- [TASK INSTRUCTIONS]
Count the lines below containing "this"; state the number only.

- [DATASET]
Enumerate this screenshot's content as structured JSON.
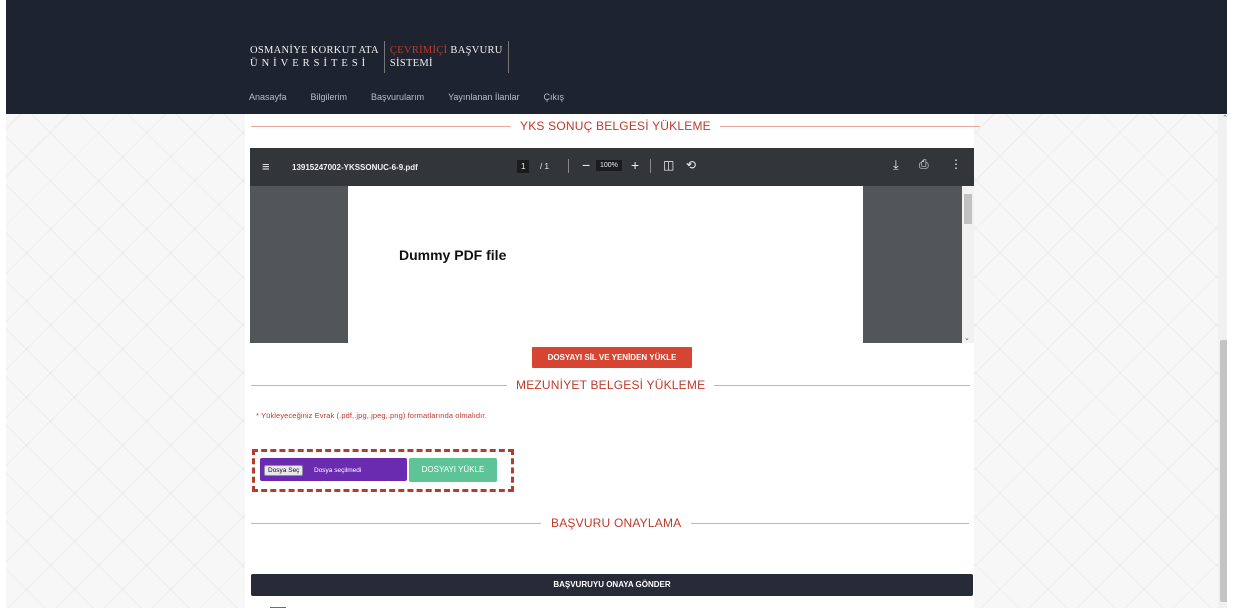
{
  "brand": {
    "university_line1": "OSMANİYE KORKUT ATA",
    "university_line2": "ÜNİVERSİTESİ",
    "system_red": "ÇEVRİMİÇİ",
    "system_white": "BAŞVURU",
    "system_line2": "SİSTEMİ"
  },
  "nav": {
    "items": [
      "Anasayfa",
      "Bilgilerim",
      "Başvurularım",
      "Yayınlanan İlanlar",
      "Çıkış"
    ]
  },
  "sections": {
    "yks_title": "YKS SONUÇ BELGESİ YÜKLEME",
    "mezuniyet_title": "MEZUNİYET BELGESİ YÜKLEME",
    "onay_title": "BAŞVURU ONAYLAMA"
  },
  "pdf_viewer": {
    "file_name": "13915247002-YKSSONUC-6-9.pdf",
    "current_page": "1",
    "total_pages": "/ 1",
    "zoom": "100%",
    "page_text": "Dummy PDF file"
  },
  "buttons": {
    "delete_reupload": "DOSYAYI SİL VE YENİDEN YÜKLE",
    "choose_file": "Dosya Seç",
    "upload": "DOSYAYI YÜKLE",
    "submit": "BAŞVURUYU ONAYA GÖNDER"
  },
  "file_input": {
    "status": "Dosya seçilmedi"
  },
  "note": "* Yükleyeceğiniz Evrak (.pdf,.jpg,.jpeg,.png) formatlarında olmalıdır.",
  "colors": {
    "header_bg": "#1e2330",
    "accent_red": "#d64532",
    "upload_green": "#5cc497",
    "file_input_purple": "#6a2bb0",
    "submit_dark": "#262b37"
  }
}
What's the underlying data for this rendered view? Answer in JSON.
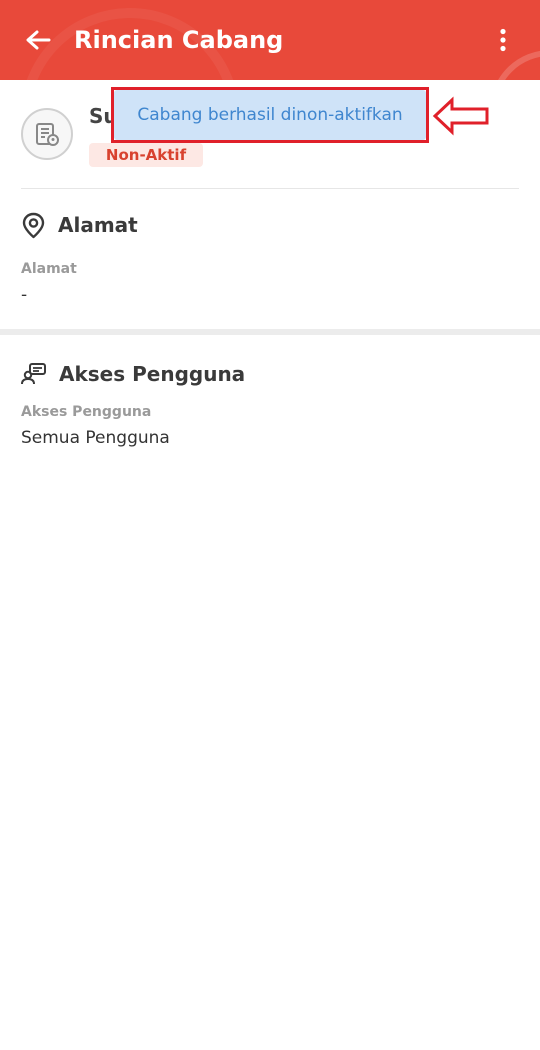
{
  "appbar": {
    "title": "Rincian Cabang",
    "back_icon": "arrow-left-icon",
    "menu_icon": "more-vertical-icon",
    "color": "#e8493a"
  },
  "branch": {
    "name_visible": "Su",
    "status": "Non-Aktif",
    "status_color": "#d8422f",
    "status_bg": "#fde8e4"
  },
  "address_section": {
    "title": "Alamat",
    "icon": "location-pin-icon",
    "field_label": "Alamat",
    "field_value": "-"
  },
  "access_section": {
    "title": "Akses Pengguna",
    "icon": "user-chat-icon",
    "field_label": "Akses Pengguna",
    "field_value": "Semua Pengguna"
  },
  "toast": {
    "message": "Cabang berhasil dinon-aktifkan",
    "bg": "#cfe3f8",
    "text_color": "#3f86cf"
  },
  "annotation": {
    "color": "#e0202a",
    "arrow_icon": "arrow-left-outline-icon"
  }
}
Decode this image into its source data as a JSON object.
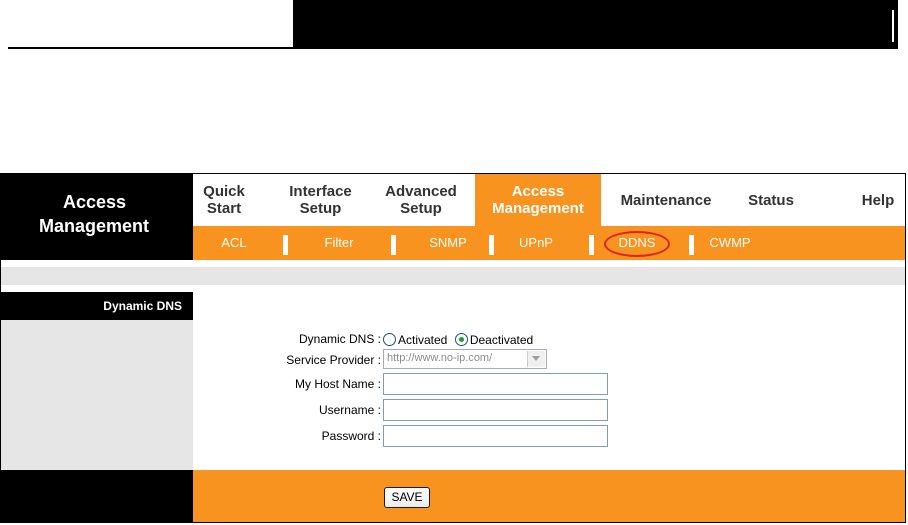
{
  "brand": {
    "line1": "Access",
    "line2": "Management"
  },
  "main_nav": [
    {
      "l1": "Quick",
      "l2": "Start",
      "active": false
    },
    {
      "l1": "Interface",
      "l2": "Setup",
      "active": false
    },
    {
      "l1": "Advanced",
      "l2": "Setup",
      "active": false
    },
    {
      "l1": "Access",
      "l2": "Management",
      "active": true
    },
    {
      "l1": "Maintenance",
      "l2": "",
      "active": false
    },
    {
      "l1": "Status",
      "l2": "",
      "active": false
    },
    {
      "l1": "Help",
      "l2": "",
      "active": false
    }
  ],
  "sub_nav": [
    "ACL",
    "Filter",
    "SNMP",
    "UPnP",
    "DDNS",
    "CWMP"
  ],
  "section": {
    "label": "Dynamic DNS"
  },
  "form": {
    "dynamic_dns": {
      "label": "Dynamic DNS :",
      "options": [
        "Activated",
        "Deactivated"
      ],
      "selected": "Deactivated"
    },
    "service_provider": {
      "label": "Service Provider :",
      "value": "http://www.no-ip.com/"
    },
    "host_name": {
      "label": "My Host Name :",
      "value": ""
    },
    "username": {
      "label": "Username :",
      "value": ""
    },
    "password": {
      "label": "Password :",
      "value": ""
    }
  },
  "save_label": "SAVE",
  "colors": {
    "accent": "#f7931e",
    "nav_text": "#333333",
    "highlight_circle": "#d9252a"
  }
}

- [SOLUTION BELOW]
3